● **Problem to work on**: Please copy all of the entries exactly, but drop every picture.

● **Data in this exercise**:

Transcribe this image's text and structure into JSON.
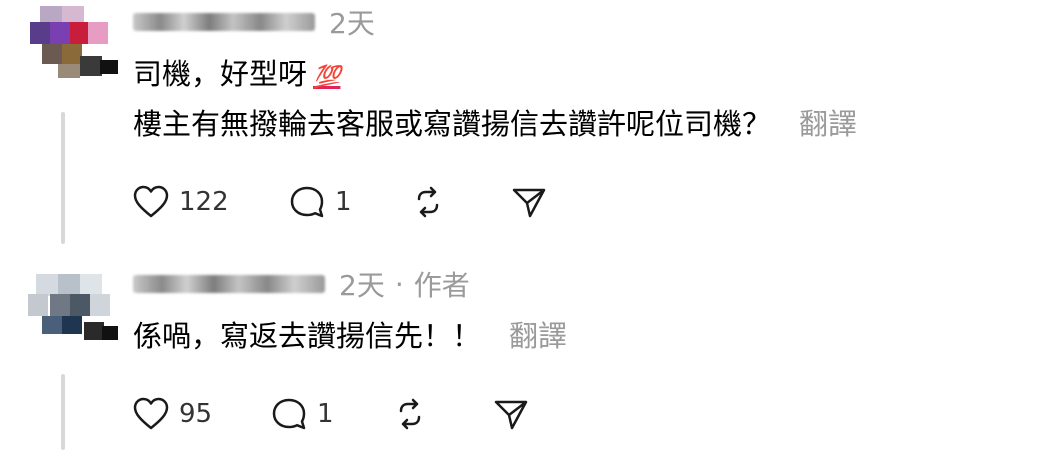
{
  "comments": [
    {
      "timestamp": "2天",
      "lines": [
        "司機，好型呀",
        "樓主有無撥輪去客服或寫讚揚信去讚許呢位司機？"
      ],
      "emoji": "💯",
      "translate_label": "翻譯",
      "actions": {
        "like_count": "122",
        "reply_count": "1"
      }
    },
    {
      "timestamp": "2天",
      "separator": "·",
      "author_badge": "作者",
      "lines": [
        "係喎，寫返去讚揚信先！！"
      ],
      "translate_label": "翻譯",
      "actions": {
        "like_count": "95",
        "reply_count": "1"
      }
    }
  ],
  "icons": {
    "like": "heart-icon",
    "reply": "comment-bubble-icon",
    "repost": "repost-icon",
    "share": "send-icon"
  },
  "colors": {
    "text": "#000000",
    "meta": "#9a9a9a",
    "thread_line": "#d8d8d8",
    "emoji_100": "#e0245e"
  }
}
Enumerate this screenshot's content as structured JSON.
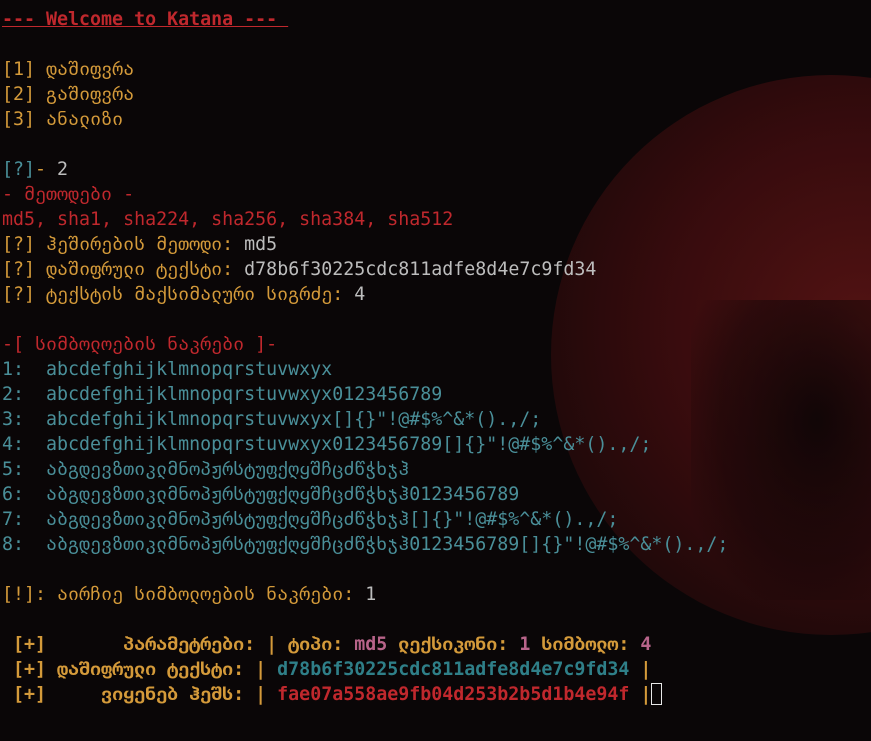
{
  "banner": "--- Welcome to Katana --- ",
  "menu": [
    {
      "index": "[1]",
      "label": "დაშიფვრა"
    },
    {
      "index": "[2]",
      "label": "გაშიფვრა"
    },
    {
      "index": "[3]",
      "label": "ანალიზი"
    }
  ],
  "prompt": {
    "marker": "[?]",
    "dash": "- ",
    "value": "2"
  },
  "methods_header": "- მეთოდები -",
  "methods_list": "md5, sha1, sha224, sha256, sha384, sha512",
  "questions": [
    {
      "marker": "[?]",
      "label": "ჰეშირების მეთოდი: ",
      "value": "md5"
    },
    {
      "marker": "[?]",
      "label": "დაშიფრული ტექსტი: ",
      "value": "d78b6f30225cdc811adfe8d4e7c9fd34"
    },
    {
      "marker": "[?]",
      "label": "ტექსტის მაქსიმალური სიგრძე: ",
      "value": "4"
    }
  ],
  "charsets_header": "-[ სიმბოლოების ნაკრები ]-",
  "charsets": [
    {
      "num": "1:  ",
      "value": "abcdefghijklmnopqrstuvwxyx"
    },
    {
      "num": "2:  ",
      "value": "abcdefghijklmnopqrstuvwxyx0123456789"
    },
    {
      "num": "3:  ",
      "value": "abcdefghijklmnopqrstuvwxyx[]{}\"!@#$%^&*().,/;"
    },
    {
      "num": "4:  ",
      "value": "abcdefghijklmnopqrstuvwxyx0123456789[]{}\"!@#$%^&*().,/;"
    },
    {
      "num": "5:  ",
      "value": "აბგდევზთიკლმნოპჟრსტუფქღყშჩცძწჭხჯჰ"
    },
    {
      "num": "6:  ",
      "value": "აბგდევზთიკლმნოპჟრსტუფქღყშჩცძწჭხჯჰ0123456789"
    },
    {
      "num": "7:  ",
      "value": "აბგდევზთიკლმნოპჟრსტუფქღყშჩცძწჭხჯჰ[]{}\"!@#$%^&*().,/;"
    },
    {
      "num": "8:  ",
      "value": "აბგდევზთიკლმნოპჟრსტუფქღყშჩცძწჭხჯჰ0123456789[]{}\"!@#$%^&*().,/;"
    }
  ],
  "choice": {
    "marker": "[!]",
    "label": ": აირჩიე სიმბოლოების ნაკრები: ",
    "value": "1"
  },
  "results": {
    "params": {
      "marker": " [+]",
      "label": "       პარამეტრები: | ",
      "type_label": "ტიპი: ",
      "type_value": "md5",
      "dict_label": " ლექსიკონი: ",
      "dict_value": "1",
      "sym_label": " სიმბოლო: ",
      "sym_value": "4"
    },
    "encrypted": {
      "marker": " [+]",
      "label": " დაშიფრული ტექსტი: | ",
      "value": "d78b6f30225cdc811adfe8d4e7c9fd34",
      "end": " |"
    },
    "hash": {
      "marker": " [+]",
      "label": "     ვიყენებ ჰეშს: | ",
      "value": "fae07a558ae9fb04d253b2b5d1b4e94f",
      "end": " |"
    }
  },
  "colors": {
    "background": "#0a0607",
    "red": "#c0282d",
    "orange": "#d49a3a",
    "teal": "#4a8f99",
    "pink": "#b8648a",
    "gray": "#bdbdbd"
  }
}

● **The completed task**:
Transcribe this image's text and structure into JSON.
{
  "comments": [
    {
      "timestamp": "2天",
      "lines": [
        "司機，好型呀",
        "樓主有無撥輪去客服或寫讚揚信去讚許呢位司機？"
      ],
      "emoji": "💯",
      "translate_label": "翻譯",
      "actions": {
        "like_count": "122",
        "reply_count": "1"
      }
    },
    {
      "timestamp": "2天",
      "separator": "·",
      "author_badge": "作者",
      "lines": [
        "係喎，寫返去讚揚信先！！"
      ],
      "translate_label": "翻譯",
      "actions": {
        "like_count": "95",
        "reply_count": "1"
      }
    }
  ],
  "icons": {
    "like": "heart-icon",
    "reply": "comment-bubble-icon",
    "repost": "repost-icon",
    "share": "send-icon"
  },
  "colors": {
    "text": "#000000",
    "meta": "#9a9a9a",
    "thread_line": "#d8d8d8",
    "emoji_100": "#e0245e"
  }
}
Enumerate this screenshot's content as structured JSON.
{
  "banner": "--- Welcome to Katana --- ",
  "menu": [
    {
      "index": "[1]",
      "label": "დაშიფვრა"
    },
    {
      "index": "[2]",
      "label": "გაშიფვრა"
    },
    {
      "index": "[3]",
      "label": "ანალიზი"
    }
  ],
  "prompt": {
    "marker": "[?]",
    "dash": "- ",
    "value": "2"
  },
  "methods_header": "- მეთოდები -",
  "methods_list": "md5, sha1, sha224, sha256, sha384, sha512",
  "questions": [
    {
      "marker": "[?]",
      "label": "ჰეშირების მეთოდი: ",
      "value": "md5"
    },
    {
      "marker": "[?]",
      "label": "დაშიფრული ტექსტი: ",
      "value": "d78b6f30225cdc811adfe8d4e7c9fd34"
    },
    {
      "marker": "[?]",
      "label": "ტექსტის მაქსიმალური სიგრძე: ",
      "value": "4"
    }
  ],
  "charsets_header": "-[ სიმბოლოების ნაკრები ]-",
  "charsets": [
    {
      "num": "1:  ",
      "value": "abcdefghijklmnopqrstuvwxyx"
    },
    {
      "num": "2:  ",
      "value": "abcdefghijklmnopqrstuvwxyx0123456789"
    },
    {
      "num": "3:  ",
      "value": "abcdefghijklmnopqrstuvwxyx[]{}\"!@#$%^&*().,/;"
    },
    {
      "num": "4:  ",
      "value": "abcdefghijklmnopqrstuvwxyx0123456789[]{}\"!@#$%^&*().,/;"
    },
    {
      "num": "5:  ",
      "value": "აბგდევზთიკლმნოპჟრსტუფქღყშჩცძწჭხჯჰ"
    },
    {
      "num": "6:  ",
      "value": "აბგდევზთიკლმნოპჟრსტუფქღყშჩცძწჭხჯჰ0123456789"
    },
    {
      "num": "7:  ",
      "value": "აბგდევზთიკლმნოპჟრსტუფქღყშჩცძწჭხჯჰ[]{}\"!@#$%^&*().,/;"
    },
    {
      "num": "8:  ",
      "value": "აბგდევზთიკლმნოპჟრსტუფქღყშჩცძწჭხჯჰ0123456789[]{}\"!@#$%^&*().,/;"
    }
  ],
  "choice": {
    "marker": "[!]",
    "label": ": აირჩიე სიმბოლოების ნაკრები: ",
    "value": "1"
  },
  "results": {
    "params": {
      "marker": " [+]",
      "label": "       პარამეტრები: | ",
      "type_label": "ტიპი: ",
      "type_value": "md5",
      "dict_label": " ლექსიკონი: ",
      "dict_value": "1",
      "sym_label": " სიმბოლო: ",
      "sym_value": "4"
    },
    "encrypted": {
      "marker": " [+]",
      "label": " დაშიფრული ტექსტი: | ",
      "value": "d78b6f30225cdc811adfe8d4e7c9fd34",
      "end": " |"
    },
    "hash": {
      "marker": " [+]",
      "label": "     ვიყენებ ჰეშს: | ",
      "value": "fae07a558ae9fb04d253b2b5d1b4e94f",
      "end": " |"
    }
  },
  "colors": {
    "background": "#0a0607",
    "red": "#c0282d",
    "orange": "#d49a3a",
    "teal": "#4a8f99",
    "pink": "#b8648a",
    "gray": "#bdbdbd"
  }
}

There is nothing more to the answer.